With the exception of the Buick & Citation of my parents, have no personal experience with makes other than Ford. 

 

Like I stated, if you like them fine; but my track record with electronics is lousy!

 

Jon.

Share this post


Link to post
Share on other sites
On 5/9/2019 at 7:06 PM, Pfeil said:

 

 You still have to do this with Pertronix ;

As said in my above post,

You still need to pull the distributor and check the bearings/or bushings, clean the mechanical advance weights and lubricate them, remove the module and clean the mounting plate, apply new ( once a year) dielectric grease for the transfer of heat from the module to the plate and reset timing and idle speed.
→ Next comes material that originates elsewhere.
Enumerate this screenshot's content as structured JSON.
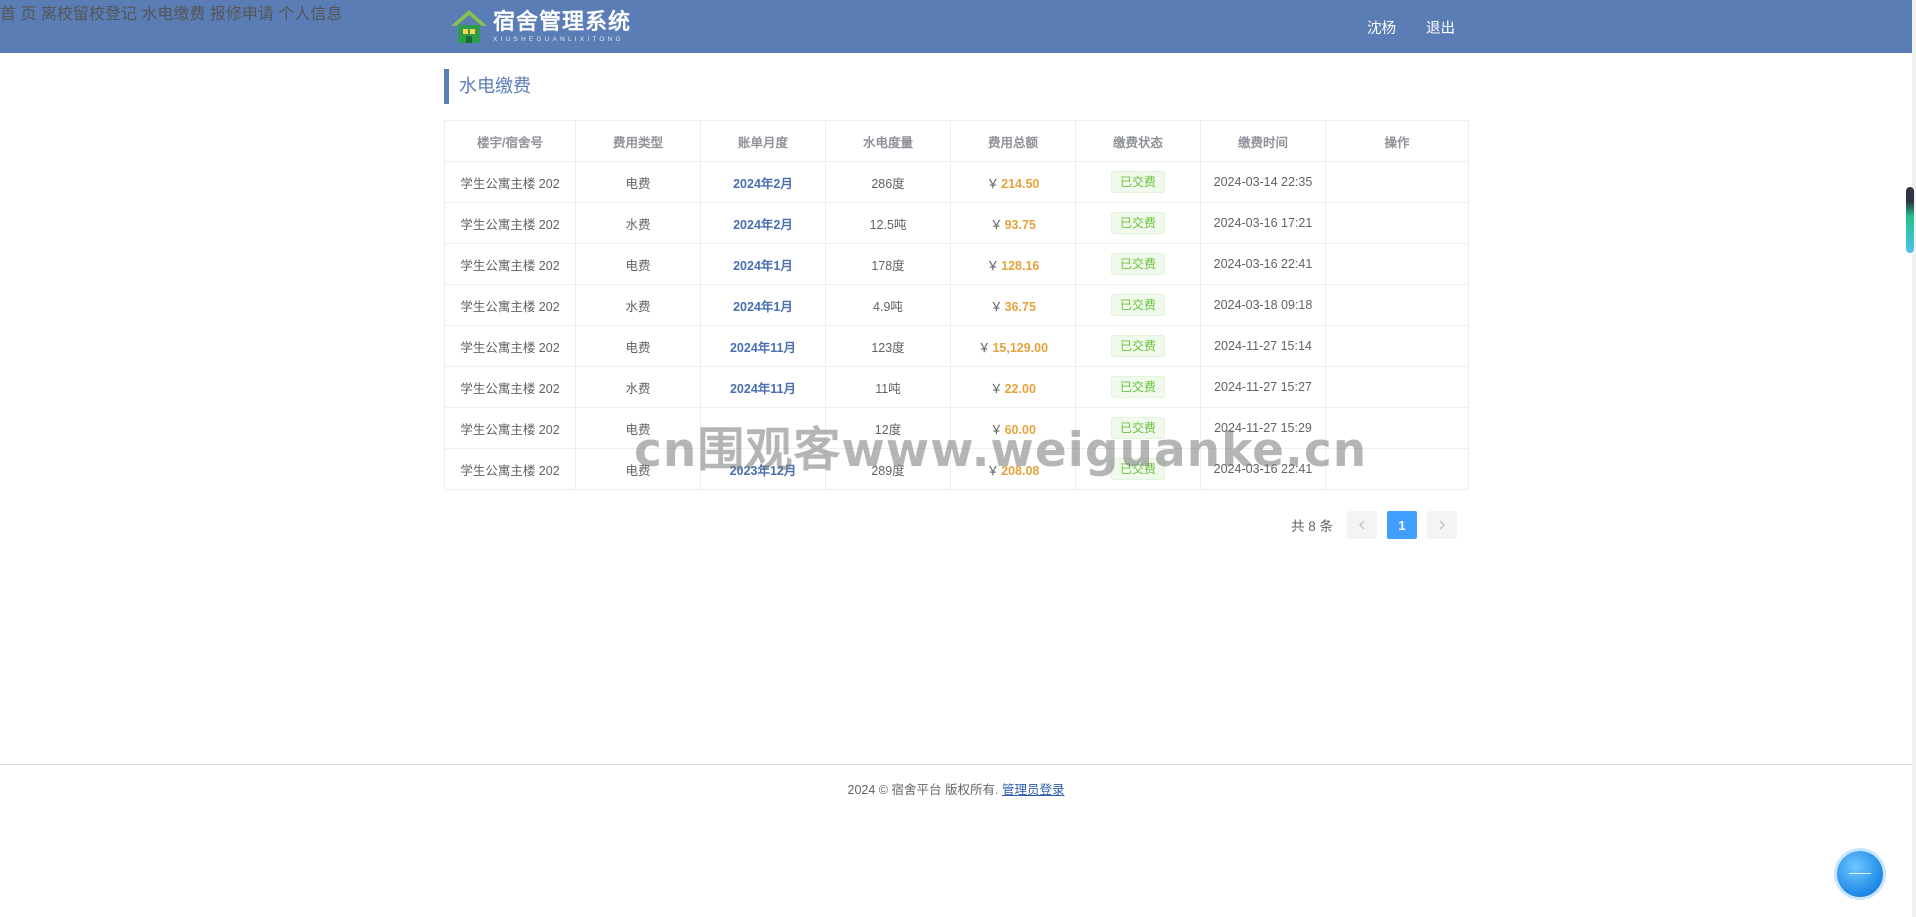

The time required is the same if you were changing points and condenser.

I have never seen any of that listed as annual maintence

  • Thanks 1

Share this post


Link to post
Share on other sites
6 hours ago, ted sweet said:

I have never seen any of that listed as annual maintence

Funny that you just mentioned this because today on my 1976 Oldsmobile ( which is not a daily driver) I performed my annual service which includes checking and performing maintenance on my HEI ignition system. My service manual does have this information in the tune up section of the HEI., however because the makers of my car probably never anticipated people collecting these cars and only putting limited miles a year the makers recommend miles between tune up service. 

Share this post


Link to post
Share on other sites

Join the conversation

You can post now and register later. If you have an account, sign in now to post with your account.

Guest
Reply to this topic...

×   Pasted as rich text.   Paste as plain text instead

  Only 75 emoji are allowed.

×   Your link has been automatically embedded.   Display as a link instead

×   Your previous content has been restored.   Clear editor

×   You cannot paste images directly. Upload or insert images from URL.

Loading...